IN the address which I have the honour to deliver to you this evening, I propose to bring to your notice some of the more salient points relating to the state of oscillation set up in railway bridges by the passage of locomotives or other moving loads.
Professor C.E. Inglis
Sir,-During the last few weeks several enquirers have requested a reconciliation of Clauses 12 and 14 of the Code of Practice approved by the London County Council on
February 16th, 1932.
WELDED construction is rapidly increasing in popularity throughout the whole world. In Australia and New Zealand it has become a very important branch of Structural Engineering, and in the United States of America it is said to be the eighth industry
in order of importance; Germany has a very comprehensive building code applied to welded construction and, in that country, Structural Engineers are building more and more by means of welding. In the writer's opinion, Italy has up to the present time, tackled the most spectscular structural efforts in Europe in so far as welded construction is concerned: buildings of 13 storeys are being erected in Italy and such buildings are about twice the height allowed by the London Building Authorities for buildings in London.
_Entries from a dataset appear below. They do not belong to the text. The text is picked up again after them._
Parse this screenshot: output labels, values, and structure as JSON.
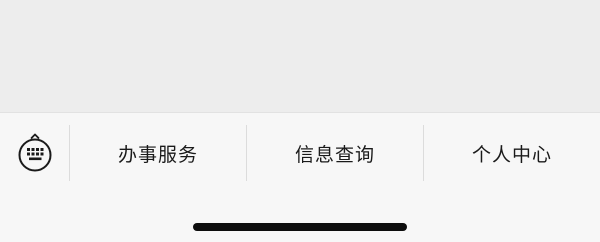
{
  "keyboard_toggle": {
    "icon": "keyboard-icon"
  },
  "menu": {
    "items": [
      {
        "label": "办事服务"
      },
      {
        "label": "信息查询"
      },
      {
        "label": "个人中心"
      }
    ]
  },
  "colors": {
    "background": "#ededed",
    "menu_bar": "#f7f7f7",
    "text": "#1a1a1a",
    "divider": "#dcdcdc",
    "home_indicator": "#0d0d0d"
  }
}
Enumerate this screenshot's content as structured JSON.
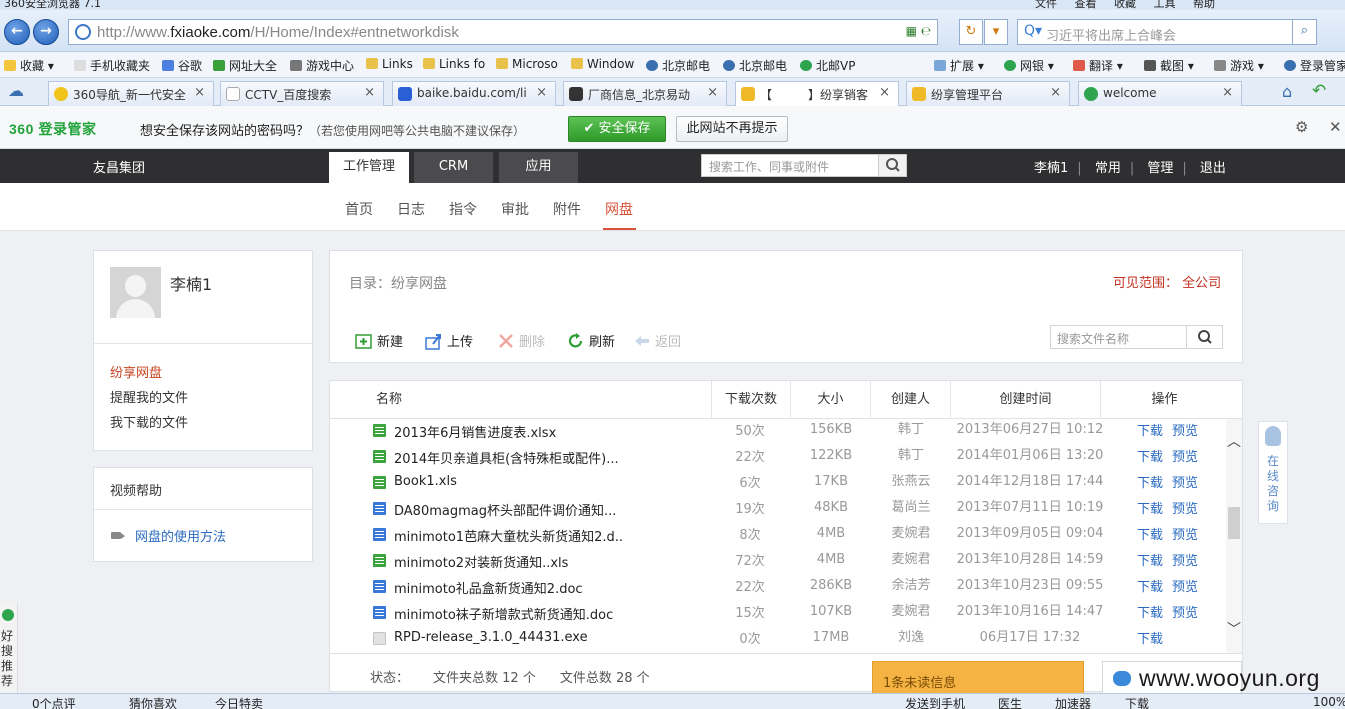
{
  "browser": {
    "title": "360安全浏览器 7.1",
    "menu": [
      "文件",
      "查看",
      "收藏",
      "工具",
      "帮助"
    ],
    "url_prefix": "http://www.",
    "url_domain": "fxiaoke.com",
    "url_path": "/H/Home/Index#entnetworkdisk",
    "search_placeholder": "习近平将出席上合峰会",
    "favorites": [
      "收藏",
      "手机收藏夹",
      "谷歌",
      "网址大全",
      "游戏中心",
      "Links",
      "Links fo",
      "Microso",
      "Window",
      "北京邮电",
      "北京邮电",
      "北邮VP",
      "扩展",
      "网银",
      "翻译",
      "截图",
      "游戏",
      "登录管家"
    ],
    "tabs": [
      "360导航_新一代安全",
      "CCTV_百度搜索",
      "baike.baidu.com/li",
      "厂商信息_北京易动",
      "【　　　】纷享销客",
      "纷享管理平台",
      "welcome"
    ]
  },
  "password_bar": {
    "brand": "360",
    "brand_suffix": "登录管家",
    "message": "想安全保存该网站的密码吗？",
    "note": "（若您使用网吧等公共电脑不建议保存）",
    "save_label": "安全保存",
    "no_prompt_label": "此网站不再提示"
  },
  "header": {
    "company": "友昌集团",
    "main_tabs": [
      "工作管理",
      "CRM",
      "应用"
    ],
    "search_placeholder": "搜索工作、同事或附件",
    "user": "李楠1",
    "links": [
      "常用",
      "管理",
      "退出"
    ]
  },
  "subnav": [
    "首页",
    "日志",
    "指令",
    "审批",
    "附件",
    "网盘"
  ],
  "profile": {
    "name": "李楠1",
    "menu": [
      "纷享网盘",
      "提醒我的文件",
      "我下载的文件"
    ]
  },
  "help": {
    "title": "视频帮助",
    "link": "网盘的使用方法"
  },
  "disk": {
    "dir_label": "目录：纷享网盘",
    "scope_label": "可见范围：",
    "scope_value": "全公司",
    "toolbar": [
      "新建",
      "上传",
      "删除",
      "刷新",
      "返回"
    ],
    "search_placeholder": "搜索文件名称",
    "columns": [
      "名称",
      "下载次数",
      "大小",
      "创建人",
      "创建时间",
      "操作"
    ],
    "files": [
      {
        "type": "xls",
        "name": "2013年6月销售进度表.xlsx",
        "downloads": "50次",
        "size": "156KB",
        "creator": "韩丁",
        "time": "2013年06月27日 10:12",
        "dl": "下载",
        "pv": "预览"
      },
      {
        "type": "xls",
        "name": "2014年贝亲道具柜(含特殊柜或配件)...",
        "downloads": "22次",
        "size": "122KB",
        "creator": "韩丁",
        "time": "2014年01月06日 13:20",
        "dl": "下载",
        "pv": "预览"
      },
      {
        "type": "xls",
        "name": "Book1.xls",
        "downloads": "6次",
        "size": "17KB",
        "creator": "张燕云",
        "time": "2014年12月18日 17:44",
        "dl": "下载",
        "pv": "预览"
      },
      {
        "type": "doc",
        "name": "DA80magmag杯头部配件调价通知...",
        "downloads": "19次",
        "size": "48KB",
        "creator": "葛尚兰",
        "time": "2013年07月11日 10:19",
        "dl": "下载",
        "pv": "预览"
      },
      {
        "type": "doc",
        "name": "minimoto1芭麻大童枕头新货通知2.d...",
        "downloads": "8次",
        "size": "4MB",
        "creator": "麦婉君",
        "time": "2013年09月05日 09:04",
        "dl": "下载",
        "pv": "预览"
      },
      {
        "type": "xls",
        "name": "minimoto2对装新货通知..xls",
        "downloads": "72次",
        "size": "4MB",
        "creator": "麦婉君",
        "time": "2013年10月28日 14:59",
        "dl": "下载",
        "pv": "预览"
      },
      {
        "type": "doc",
        "name": "minimoto礼品盒新货通知2.doc",
        "downloads": "22次",
        "size": "286KB",
        "creator": "余洁芳",
        "time": "2013年10月23日 09:55",
        "dl": "下载",
        "pv": "预览"
      },
      {
        "type": "doc",
        "name": "minimoto袜子新增款式新货通知.doc",
        "downloads": "15次",
        "size": "107KB",
        "creator": "麦婉君",
        "time": "2013年10月16日 14:47",
        "dl": "下载",
        "pv": "预览"
      },
      {
        "type": "exe",
        "name": "RPD-release_3.1.0_44431.exe",
        "downloads": "0次",
        "size": "17MB",
        "creator": "刘逸",
        "time": "06月17日 17:32",
        "dl": "下载",
        "pv": ""
      }
    ],
    "status_label": "状态：",
    "folder_total": "文件夹总数 12 个",
    "file_total": "文件总数 28 个"
  },
  "floaters": {
    "consult": "在线咨询",
    "unread": "1条未读信息",
    "watermark": "www.wooyun.org",
    "left_rail": "好搜推荐"
  },
  "statusbar": [
    "0个点评",
    "猜你喜欢",
    "今日特卖",
    "发送到手机",
    "医生",
    "加速器",
    "下载",
    "100%"
  ],
  "colors": {
    "accent": "#d9533b",
    "link": "#2a6bc1",
    "green": "#2f9a2b",
    "header": "#2f2f31"
  }
}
America, however, can easily beat the Italian record with sky-scrapers of 18 and 19 storeys and each containing miles of welded joints.